● TASK BRIEF
Using the material below, tally each line with the string "JSON" and report only the total.
THE INPUT: Begin
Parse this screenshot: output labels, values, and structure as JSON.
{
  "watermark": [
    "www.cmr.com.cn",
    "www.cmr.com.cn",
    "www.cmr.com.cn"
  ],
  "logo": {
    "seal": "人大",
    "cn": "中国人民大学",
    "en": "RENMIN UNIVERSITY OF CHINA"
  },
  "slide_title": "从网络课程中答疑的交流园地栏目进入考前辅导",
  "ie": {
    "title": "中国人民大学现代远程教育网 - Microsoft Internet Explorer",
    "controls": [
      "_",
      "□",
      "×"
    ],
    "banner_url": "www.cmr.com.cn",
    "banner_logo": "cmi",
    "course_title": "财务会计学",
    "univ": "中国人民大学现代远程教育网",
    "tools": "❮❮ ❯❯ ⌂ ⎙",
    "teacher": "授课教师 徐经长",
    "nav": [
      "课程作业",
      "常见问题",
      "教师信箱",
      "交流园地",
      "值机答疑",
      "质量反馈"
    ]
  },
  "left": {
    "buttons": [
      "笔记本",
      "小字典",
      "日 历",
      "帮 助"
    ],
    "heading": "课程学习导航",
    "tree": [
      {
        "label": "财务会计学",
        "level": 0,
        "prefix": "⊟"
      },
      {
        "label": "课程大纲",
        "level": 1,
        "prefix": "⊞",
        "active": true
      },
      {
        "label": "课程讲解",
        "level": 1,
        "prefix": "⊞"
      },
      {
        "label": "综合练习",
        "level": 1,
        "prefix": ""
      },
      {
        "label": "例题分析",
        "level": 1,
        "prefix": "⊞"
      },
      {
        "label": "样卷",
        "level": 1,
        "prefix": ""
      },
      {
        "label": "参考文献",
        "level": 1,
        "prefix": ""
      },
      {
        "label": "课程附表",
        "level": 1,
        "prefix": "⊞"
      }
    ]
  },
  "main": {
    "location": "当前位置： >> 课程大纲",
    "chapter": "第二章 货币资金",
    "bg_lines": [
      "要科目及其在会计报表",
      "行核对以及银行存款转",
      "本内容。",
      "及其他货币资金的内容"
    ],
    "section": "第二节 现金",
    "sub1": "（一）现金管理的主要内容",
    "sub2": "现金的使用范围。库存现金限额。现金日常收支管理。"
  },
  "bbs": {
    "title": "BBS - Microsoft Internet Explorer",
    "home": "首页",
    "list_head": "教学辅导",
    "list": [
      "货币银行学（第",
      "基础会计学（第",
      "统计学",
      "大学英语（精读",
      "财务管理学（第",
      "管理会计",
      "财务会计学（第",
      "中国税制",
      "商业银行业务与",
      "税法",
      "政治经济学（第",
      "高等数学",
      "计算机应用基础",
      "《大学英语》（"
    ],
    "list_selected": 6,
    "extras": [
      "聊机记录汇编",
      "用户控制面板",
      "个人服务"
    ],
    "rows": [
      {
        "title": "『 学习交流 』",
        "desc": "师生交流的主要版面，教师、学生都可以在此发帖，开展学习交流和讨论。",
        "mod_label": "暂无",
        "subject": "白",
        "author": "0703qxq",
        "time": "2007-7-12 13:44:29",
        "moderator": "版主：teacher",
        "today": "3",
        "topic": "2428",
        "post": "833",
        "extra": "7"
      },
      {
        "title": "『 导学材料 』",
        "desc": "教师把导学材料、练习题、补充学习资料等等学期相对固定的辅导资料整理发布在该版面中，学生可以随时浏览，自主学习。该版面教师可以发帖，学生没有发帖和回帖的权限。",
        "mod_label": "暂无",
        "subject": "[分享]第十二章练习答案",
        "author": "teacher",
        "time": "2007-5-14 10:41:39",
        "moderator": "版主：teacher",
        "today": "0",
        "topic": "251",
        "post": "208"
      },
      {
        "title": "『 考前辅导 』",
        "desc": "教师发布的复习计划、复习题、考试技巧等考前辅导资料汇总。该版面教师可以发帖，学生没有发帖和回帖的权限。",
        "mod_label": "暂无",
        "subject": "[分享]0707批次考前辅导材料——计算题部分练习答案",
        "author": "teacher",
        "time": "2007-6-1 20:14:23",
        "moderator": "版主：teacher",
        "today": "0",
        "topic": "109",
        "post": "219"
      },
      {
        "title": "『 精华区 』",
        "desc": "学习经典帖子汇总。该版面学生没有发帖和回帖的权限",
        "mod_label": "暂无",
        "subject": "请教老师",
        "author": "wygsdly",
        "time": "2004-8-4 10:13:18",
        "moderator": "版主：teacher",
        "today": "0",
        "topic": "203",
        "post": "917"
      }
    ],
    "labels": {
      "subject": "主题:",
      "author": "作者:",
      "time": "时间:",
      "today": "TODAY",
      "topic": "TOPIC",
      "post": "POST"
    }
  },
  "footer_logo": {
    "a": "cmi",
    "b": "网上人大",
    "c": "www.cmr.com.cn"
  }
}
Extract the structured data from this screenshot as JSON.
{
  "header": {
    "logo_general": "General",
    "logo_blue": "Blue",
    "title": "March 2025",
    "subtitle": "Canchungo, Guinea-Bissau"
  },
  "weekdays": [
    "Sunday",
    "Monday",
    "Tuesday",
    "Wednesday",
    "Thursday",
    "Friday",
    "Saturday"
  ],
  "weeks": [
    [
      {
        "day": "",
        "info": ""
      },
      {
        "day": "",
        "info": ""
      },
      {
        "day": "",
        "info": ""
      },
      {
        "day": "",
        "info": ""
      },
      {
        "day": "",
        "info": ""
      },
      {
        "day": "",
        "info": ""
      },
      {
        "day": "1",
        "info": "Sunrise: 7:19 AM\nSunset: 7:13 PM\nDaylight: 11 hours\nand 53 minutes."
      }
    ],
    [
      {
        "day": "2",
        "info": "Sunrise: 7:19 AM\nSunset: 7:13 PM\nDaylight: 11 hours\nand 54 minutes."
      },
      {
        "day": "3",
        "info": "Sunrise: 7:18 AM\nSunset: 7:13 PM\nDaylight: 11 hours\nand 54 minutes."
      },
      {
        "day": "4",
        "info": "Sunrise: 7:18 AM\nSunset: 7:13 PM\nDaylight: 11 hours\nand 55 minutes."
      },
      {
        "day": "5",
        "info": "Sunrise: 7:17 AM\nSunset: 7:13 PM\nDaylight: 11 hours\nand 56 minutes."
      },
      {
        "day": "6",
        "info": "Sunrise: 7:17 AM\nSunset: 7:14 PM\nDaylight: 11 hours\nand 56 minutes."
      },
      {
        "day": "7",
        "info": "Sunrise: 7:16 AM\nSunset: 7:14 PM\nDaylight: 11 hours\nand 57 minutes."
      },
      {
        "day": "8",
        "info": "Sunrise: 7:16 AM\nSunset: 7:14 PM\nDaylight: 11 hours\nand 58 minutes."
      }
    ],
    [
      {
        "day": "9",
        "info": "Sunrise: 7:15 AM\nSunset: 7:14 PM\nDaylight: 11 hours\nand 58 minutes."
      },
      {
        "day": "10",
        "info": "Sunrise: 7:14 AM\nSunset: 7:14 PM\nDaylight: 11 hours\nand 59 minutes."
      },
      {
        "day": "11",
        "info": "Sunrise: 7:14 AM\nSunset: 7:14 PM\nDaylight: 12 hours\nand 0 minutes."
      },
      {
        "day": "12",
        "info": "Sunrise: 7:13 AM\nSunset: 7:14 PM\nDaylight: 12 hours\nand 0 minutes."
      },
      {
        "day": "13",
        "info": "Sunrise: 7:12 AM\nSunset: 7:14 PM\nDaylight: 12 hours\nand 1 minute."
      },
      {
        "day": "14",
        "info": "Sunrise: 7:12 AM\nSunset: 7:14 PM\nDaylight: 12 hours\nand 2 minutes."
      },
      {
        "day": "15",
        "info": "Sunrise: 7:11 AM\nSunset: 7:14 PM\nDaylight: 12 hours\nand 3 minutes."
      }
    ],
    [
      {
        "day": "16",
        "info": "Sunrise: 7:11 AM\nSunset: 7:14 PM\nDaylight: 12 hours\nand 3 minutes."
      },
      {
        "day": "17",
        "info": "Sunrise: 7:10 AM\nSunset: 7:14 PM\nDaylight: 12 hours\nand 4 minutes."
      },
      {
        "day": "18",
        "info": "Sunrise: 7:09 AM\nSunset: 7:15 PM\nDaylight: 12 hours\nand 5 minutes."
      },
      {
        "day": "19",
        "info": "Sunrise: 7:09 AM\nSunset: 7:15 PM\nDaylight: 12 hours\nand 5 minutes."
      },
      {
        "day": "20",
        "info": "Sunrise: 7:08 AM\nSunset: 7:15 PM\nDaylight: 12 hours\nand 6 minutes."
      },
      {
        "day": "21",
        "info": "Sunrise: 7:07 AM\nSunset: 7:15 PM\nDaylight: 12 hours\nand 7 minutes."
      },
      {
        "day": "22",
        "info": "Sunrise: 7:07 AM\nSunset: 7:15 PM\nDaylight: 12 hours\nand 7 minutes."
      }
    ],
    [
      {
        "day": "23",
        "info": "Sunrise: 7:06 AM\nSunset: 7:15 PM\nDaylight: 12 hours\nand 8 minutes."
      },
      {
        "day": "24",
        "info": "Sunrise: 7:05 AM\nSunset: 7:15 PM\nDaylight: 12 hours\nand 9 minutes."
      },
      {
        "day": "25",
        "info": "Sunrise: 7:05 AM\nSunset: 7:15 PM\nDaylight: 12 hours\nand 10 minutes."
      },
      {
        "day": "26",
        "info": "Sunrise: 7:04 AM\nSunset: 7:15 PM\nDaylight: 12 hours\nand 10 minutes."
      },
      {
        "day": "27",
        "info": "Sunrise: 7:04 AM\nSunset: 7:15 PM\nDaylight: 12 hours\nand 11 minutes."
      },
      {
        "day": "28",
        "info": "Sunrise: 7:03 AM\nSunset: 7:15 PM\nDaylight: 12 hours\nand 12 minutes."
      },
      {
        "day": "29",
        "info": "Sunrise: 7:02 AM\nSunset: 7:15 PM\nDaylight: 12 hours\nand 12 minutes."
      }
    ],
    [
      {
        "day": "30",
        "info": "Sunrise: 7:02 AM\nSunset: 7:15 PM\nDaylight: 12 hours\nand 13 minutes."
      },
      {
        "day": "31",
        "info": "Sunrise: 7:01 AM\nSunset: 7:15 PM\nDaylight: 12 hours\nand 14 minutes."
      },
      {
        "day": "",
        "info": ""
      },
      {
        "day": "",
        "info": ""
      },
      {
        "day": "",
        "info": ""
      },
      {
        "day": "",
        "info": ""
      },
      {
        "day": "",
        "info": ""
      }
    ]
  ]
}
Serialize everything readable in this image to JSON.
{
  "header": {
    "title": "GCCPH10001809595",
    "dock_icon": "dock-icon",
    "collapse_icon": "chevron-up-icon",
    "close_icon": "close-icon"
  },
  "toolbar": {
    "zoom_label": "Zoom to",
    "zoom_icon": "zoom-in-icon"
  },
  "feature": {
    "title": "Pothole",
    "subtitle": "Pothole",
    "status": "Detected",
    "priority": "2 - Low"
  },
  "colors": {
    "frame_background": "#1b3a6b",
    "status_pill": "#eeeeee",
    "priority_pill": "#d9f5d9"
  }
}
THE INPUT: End
● ANSWER
3